Our lecture for the June 2003 meeting was given given by Dr. Nick Evans, a particle physicist from the University of Southampton. His talk was entitled "Understanding Nothing: The Structure of the Vacuum".
He opened his talk with the background to nothing, starting with ancient philosophy and its relationship with the word nothing. The Greeks thought that nothing was the absence of properties. Existence is a property and so therefore a void cannot exist. Medieval Christian philosophy thought that nothing was equal to there being no God. However, eastern philosophy embraced the idea of void. We come from nothing. We should seek to return to nothing (Nirvana).
Dr. Evans then outlined some medieval thought experiments. The philosopher Roger Bacon (circa 1250) was interested in constructing a vacuum. He argued that if he took two smooth pieces of glass which he could hold in his hand, placed them together removing the air and then pulled them apart quickly, he had created a vacuum before the air rushed back in to fill the gap. This thought experiment created much argument but few conclusions.
Robert Boyle (circa 1650) succeeded in creating a vacuum by pumping air from a flask. He found that:
The nature of the vacuum is still an important area of scientific research.
In the vacuum there are strong nuclear forces at work, similar to electromagnetism. The theory of quantum chromodynamics explains the strong nuclear force by stating that hadrons (the class of particles including neutrons and protons) are composed of fundamental particles known as quarks. These quarks communicate by exchanging massless virtual particles known as gluons. The vacuum is really full of quark and anti-quark pairs with a density comparable to an atomic nucleus. If this didn't exist, all matter would pull apart. Using this information, scientists tried to model the universe but something was wrong as the universe was calculated to be the size of a grapefruit!
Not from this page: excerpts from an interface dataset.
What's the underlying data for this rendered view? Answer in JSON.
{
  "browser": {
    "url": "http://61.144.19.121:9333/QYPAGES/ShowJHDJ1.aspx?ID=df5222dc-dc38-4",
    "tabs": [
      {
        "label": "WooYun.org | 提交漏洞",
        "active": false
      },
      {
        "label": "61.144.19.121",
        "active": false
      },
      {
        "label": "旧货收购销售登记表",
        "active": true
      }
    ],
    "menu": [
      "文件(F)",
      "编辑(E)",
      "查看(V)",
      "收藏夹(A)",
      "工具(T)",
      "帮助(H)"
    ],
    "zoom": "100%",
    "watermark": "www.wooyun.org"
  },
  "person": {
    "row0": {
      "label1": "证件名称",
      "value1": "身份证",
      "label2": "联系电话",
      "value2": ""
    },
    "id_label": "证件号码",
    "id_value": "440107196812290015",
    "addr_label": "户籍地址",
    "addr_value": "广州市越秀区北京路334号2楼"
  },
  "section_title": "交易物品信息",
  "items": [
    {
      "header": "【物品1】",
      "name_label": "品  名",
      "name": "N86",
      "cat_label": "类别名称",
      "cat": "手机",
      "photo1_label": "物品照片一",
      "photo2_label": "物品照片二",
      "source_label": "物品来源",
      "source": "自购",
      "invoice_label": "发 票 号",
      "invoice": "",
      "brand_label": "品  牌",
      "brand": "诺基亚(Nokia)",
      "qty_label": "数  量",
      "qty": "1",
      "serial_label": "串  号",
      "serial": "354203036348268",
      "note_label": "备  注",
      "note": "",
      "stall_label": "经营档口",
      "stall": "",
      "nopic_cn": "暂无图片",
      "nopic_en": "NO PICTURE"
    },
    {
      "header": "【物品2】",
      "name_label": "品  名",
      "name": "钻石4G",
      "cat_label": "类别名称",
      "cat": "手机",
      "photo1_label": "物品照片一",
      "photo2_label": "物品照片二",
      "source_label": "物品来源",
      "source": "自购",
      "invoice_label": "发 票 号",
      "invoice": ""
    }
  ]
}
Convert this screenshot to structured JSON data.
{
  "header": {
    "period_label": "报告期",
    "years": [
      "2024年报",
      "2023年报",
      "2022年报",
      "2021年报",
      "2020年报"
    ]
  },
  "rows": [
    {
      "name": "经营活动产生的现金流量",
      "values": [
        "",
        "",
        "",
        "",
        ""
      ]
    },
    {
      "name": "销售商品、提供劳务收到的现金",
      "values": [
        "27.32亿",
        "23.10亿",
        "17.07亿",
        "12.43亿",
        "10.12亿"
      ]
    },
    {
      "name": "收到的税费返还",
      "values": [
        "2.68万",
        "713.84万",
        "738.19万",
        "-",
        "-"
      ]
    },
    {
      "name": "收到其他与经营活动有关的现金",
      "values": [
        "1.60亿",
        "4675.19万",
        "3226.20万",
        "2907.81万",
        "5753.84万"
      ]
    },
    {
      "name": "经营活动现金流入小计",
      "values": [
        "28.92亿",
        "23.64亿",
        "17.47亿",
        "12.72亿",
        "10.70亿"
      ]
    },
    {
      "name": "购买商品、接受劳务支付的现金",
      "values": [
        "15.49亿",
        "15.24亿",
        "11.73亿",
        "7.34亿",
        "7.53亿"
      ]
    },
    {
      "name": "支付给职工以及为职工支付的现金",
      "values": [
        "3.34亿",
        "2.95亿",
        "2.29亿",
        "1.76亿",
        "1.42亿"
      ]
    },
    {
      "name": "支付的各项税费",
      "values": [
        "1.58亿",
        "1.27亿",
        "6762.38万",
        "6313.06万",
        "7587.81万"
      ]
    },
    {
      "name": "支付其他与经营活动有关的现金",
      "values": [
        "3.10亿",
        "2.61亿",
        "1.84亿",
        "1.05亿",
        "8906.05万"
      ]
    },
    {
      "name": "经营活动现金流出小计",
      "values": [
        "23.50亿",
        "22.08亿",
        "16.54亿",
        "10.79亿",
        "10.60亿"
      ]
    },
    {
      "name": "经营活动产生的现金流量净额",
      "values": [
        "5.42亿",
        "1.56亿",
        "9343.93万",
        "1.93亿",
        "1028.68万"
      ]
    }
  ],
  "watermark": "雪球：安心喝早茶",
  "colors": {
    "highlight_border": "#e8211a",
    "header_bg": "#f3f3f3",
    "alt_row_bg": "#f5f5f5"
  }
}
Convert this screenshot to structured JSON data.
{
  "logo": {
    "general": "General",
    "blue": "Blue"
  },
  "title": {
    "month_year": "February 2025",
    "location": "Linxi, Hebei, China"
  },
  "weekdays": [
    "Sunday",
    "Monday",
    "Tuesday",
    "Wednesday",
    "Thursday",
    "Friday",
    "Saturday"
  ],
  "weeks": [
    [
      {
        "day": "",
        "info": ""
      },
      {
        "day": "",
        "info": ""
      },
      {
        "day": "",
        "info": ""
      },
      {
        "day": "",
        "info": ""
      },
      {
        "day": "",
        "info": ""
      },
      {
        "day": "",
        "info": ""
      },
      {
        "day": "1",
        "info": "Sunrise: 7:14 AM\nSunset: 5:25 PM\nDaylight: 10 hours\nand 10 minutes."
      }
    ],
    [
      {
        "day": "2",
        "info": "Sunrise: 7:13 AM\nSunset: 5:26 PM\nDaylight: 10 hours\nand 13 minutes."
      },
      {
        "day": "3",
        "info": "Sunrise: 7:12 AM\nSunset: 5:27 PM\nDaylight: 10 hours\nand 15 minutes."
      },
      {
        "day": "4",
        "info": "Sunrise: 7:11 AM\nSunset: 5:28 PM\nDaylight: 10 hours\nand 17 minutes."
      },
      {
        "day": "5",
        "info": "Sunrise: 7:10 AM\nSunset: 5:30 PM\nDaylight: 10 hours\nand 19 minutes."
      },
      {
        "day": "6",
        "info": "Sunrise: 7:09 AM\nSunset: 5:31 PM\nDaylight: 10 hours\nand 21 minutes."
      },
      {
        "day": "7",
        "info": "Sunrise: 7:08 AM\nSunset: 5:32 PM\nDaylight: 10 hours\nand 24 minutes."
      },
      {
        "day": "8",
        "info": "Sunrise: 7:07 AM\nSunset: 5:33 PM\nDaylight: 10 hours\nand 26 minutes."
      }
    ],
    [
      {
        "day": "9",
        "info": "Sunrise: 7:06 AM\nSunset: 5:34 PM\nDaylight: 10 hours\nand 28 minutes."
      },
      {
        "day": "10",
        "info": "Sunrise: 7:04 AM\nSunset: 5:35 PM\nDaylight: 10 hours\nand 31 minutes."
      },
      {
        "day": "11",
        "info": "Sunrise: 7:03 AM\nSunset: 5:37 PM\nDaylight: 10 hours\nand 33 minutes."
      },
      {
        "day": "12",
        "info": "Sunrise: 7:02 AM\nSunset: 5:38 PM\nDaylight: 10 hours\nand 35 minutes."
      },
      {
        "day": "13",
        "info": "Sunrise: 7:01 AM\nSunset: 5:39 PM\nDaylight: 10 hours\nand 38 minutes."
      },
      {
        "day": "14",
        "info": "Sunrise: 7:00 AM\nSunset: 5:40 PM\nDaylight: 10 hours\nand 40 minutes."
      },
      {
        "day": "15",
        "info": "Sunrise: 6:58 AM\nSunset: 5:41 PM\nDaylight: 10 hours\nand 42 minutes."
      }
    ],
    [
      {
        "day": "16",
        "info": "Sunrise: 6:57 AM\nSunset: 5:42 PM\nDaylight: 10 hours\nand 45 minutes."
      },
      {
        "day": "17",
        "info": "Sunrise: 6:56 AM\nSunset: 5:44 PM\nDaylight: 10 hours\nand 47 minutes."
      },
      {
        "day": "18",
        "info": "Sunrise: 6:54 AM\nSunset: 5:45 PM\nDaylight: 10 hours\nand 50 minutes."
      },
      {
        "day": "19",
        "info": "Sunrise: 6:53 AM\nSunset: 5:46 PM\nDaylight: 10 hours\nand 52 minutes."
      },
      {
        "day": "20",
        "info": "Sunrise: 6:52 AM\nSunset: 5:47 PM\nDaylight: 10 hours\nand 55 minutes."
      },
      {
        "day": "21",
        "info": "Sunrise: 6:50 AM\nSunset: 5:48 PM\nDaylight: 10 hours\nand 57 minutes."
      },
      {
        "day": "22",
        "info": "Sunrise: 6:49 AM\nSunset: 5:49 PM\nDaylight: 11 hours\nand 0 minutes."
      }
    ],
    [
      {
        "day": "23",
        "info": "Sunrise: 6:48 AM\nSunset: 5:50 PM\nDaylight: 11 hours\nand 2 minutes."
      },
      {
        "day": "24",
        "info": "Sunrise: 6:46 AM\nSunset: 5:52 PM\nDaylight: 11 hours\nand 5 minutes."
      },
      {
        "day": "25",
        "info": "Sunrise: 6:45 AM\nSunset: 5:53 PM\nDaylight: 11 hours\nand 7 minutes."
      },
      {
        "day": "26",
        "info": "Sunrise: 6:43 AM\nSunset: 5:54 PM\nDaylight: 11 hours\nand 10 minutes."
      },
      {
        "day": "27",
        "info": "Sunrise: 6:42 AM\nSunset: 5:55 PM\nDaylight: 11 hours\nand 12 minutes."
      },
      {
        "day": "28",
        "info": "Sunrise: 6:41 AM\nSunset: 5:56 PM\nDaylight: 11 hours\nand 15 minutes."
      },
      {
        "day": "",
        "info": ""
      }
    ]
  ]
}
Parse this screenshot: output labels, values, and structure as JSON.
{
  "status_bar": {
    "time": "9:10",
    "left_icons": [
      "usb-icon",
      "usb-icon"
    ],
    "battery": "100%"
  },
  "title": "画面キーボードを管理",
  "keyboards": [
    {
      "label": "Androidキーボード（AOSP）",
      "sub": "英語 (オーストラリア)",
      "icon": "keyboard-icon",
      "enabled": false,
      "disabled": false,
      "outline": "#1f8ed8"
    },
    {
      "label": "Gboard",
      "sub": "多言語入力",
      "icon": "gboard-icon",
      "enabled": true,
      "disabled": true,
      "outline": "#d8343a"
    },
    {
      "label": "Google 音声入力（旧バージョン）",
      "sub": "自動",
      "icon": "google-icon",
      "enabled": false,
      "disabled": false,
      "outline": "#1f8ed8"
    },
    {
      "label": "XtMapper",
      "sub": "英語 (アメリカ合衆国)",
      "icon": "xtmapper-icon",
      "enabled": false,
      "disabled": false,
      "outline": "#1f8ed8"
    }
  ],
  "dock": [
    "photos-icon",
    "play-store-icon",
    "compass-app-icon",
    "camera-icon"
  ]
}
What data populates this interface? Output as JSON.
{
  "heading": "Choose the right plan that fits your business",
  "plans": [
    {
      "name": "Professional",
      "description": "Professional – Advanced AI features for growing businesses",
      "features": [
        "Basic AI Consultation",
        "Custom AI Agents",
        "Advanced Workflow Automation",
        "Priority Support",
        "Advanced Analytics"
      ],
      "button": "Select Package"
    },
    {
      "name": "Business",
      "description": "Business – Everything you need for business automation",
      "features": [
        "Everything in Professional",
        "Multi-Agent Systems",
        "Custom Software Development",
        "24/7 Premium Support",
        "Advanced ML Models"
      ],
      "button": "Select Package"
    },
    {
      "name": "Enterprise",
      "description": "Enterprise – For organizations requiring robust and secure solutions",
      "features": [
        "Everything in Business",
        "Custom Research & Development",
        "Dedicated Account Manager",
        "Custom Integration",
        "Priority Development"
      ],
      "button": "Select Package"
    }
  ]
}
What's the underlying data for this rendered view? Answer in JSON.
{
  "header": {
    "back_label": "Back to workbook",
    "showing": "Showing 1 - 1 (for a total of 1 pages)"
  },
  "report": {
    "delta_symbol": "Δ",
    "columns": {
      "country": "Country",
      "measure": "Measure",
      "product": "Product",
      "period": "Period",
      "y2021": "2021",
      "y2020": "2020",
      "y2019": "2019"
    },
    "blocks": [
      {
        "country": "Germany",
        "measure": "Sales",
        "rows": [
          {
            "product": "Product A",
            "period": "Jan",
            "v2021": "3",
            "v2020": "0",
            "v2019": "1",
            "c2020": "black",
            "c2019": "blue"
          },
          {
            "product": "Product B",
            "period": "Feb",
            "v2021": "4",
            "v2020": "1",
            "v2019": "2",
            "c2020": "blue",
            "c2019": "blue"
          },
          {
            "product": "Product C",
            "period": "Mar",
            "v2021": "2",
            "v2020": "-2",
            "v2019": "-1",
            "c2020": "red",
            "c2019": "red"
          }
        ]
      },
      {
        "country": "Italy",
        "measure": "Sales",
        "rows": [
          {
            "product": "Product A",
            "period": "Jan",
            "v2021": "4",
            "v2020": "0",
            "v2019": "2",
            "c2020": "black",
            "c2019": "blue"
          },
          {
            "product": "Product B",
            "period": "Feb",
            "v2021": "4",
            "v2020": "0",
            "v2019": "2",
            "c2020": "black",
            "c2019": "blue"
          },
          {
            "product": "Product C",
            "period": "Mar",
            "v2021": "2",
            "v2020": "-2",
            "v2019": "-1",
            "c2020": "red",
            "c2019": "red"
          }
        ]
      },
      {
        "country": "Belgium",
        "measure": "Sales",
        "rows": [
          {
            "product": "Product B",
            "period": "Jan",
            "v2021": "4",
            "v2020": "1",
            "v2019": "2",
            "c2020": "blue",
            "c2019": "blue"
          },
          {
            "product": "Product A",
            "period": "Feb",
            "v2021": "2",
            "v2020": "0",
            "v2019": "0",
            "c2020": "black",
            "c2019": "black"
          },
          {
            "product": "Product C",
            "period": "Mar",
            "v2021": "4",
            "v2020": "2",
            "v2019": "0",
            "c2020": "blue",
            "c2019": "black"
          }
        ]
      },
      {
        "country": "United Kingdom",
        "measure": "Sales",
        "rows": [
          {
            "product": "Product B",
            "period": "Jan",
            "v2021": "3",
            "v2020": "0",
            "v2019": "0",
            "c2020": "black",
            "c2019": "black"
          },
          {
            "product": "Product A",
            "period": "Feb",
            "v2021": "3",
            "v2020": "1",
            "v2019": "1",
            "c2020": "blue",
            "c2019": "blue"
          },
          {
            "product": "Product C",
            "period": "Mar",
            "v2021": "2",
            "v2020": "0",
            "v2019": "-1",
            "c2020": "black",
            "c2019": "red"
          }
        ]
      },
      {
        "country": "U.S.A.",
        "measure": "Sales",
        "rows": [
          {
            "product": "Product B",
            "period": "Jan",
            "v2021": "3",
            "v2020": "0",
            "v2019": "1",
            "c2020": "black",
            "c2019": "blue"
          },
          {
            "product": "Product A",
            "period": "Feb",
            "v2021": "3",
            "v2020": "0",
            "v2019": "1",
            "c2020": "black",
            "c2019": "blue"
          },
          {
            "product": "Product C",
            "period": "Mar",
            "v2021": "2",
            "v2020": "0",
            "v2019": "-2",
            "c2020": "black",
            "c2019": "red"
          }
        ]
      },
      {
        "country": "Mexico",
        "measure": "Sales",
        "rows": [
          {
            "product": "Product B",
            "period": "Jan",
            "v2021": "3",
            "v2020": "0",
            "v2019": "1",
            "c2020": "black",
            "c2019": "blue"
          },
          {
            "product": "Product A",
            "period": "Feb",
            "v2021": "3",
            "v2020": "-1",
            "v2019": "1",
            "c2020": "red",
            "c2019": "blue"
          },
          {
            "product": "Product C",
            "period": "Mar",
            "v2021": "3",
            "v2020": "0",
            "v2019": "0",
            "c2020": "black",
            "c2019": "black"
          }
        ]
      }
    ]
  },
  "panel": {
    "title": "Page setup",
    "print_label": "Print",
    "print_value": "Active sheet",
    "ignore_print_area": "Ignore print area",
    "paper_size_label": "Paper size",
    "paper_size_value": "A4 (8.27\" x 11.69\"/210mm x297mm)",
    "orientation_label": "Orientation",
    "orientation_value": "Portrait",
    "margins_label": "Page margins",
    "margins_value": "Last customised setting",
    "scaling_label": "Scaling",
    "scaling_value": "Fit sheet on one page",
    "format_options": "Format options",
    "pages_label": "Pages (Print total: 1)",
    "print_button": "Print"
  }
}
A newer theory is that the vacuum is also full of another sort of matter – the Higgs Boson. To find the Higgs we must excite the vacuum to produce a Higgs particle. It is hoped that the new Large Hadron Collider in Switzerland will find these and give us more answers when it starts operating at full power in 2008.